Horses usually start to eat lantana when grazing is scarce and can become addicted to it, later seeking it out even when there is enough grazing. It is more commonly found along fences and under trees and grows rapidly, often smothering indigenous plants and grasses.

Poisoning is more often seen in cattle than horses, but the signs of chronic poisoning are similar.

Signs of poisoning
Signs of poisoning are related to chronic, long-term liver failure. The first sign is usually photosensitisation (sunburn), resulting in redness, pain and swelling of the skin, especially on white markings. Paints and Appaloosas can thus be very badly affected.
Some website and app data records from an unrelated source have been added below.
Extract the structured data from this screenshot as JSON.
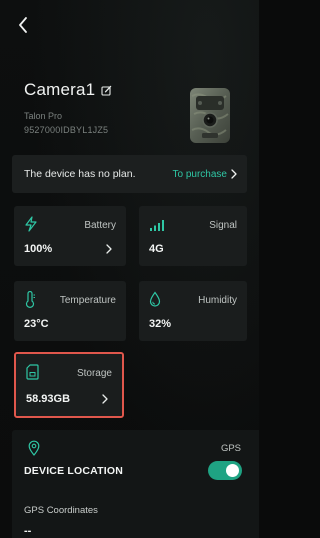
{
  "device": {
    "name": "Camera1",
    "model": "Talon Pro",
    "serial": "9527000IDBYL1JZ5"
  },
  "plan": {
    "message": "The device has no plan.",
    "action_label": "To purchase"
  },
  "cards": {
    "battery": {
      "label": "Battery",
      "value": "100%"
    },
    "signal": {
      "label": "Signal",
      "value": "4G"
    },
    "temperature": {
      "label": "Temperature",
      "value": "23°C"
    },
    "humidity": {
      "label": "Humidity",
      "value": "32%"
    },
    "storage": {
      "label": "Storage",
      "value": "58.93GB"
    }
  },
  "gps": {
    "label": "GPS",
    "title": "DEVICE LOCATION",
    "enabled": true,
    "coords_label": "GPS Coordinates",
    "coords_value": "--"
  },
  "colors": {
    "accent": "#2fc7a5",
    "toggle_on": "#1fa383",
    "highlight": "#e0574c",
    "card_bg": "#1a1d1d"
  },
  "icons": {
    "back": "chevron-left-icon",
    "edit": "edit-icon",
    "battery": "lightning-icon",
    "signal": "signal-bars-icon",
    "temperature": "thermometer-icon",
    "humidity": "water-drop-icon",
    "storage": "sd-card-icon",
    "gps": "map-pin-icon"
  }
}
The membranes of the eyes and gums become jaundiced (yellow), which can result in a misdiagnosis of biliary fever. Constipation and impaction colic are also seen due to the effect the toxin has on the gall bladder and bile ducts.

Listlessness and sores on the lips, gums and tongue may follow. Urination and dehydration may increase due to kidney failure. Severe loss of condition, lack of appetite and bloody diarrhoea are seen in terminal cases.

Poisoning can take a few days to more than two weeks, depending on how much of the plant is consumed. Treatment is successful only in mild cases, and consists of liver support and fluids.

Usually, if the diagnosis is made from a post-mortem, it is worth checking your other animals for signs of poisoning and giving them liver support by adding vitamin B complex and vitamin B12 to their rations.

In the case of lantana, prevention is better than cure. Biological control measures are expensive and may be ineffective as there are many hybrids that are also resistant to drought, frost and veld fires.

The best form of eradication is to chop the plant down and remove its roots. If this is not possible, the bush can be cut back in summer, when it grows rapidly.

The fresh stump should be painted with the weed killer Imazapyr. Follow this up by mixing 3% of glyphosate in water with 1,5% of triclopyr and diesel.

It is recommended that you check for regrowth every year in April/May when the plants are in flower and easy to see. Every single plant should be removed rigorously from horse paddocks all year round, as addicted horses will seek the plants out and may even go through fences to graze the plant.

Dr Mac is an academic, a practising equine veterinarian and a stud owner.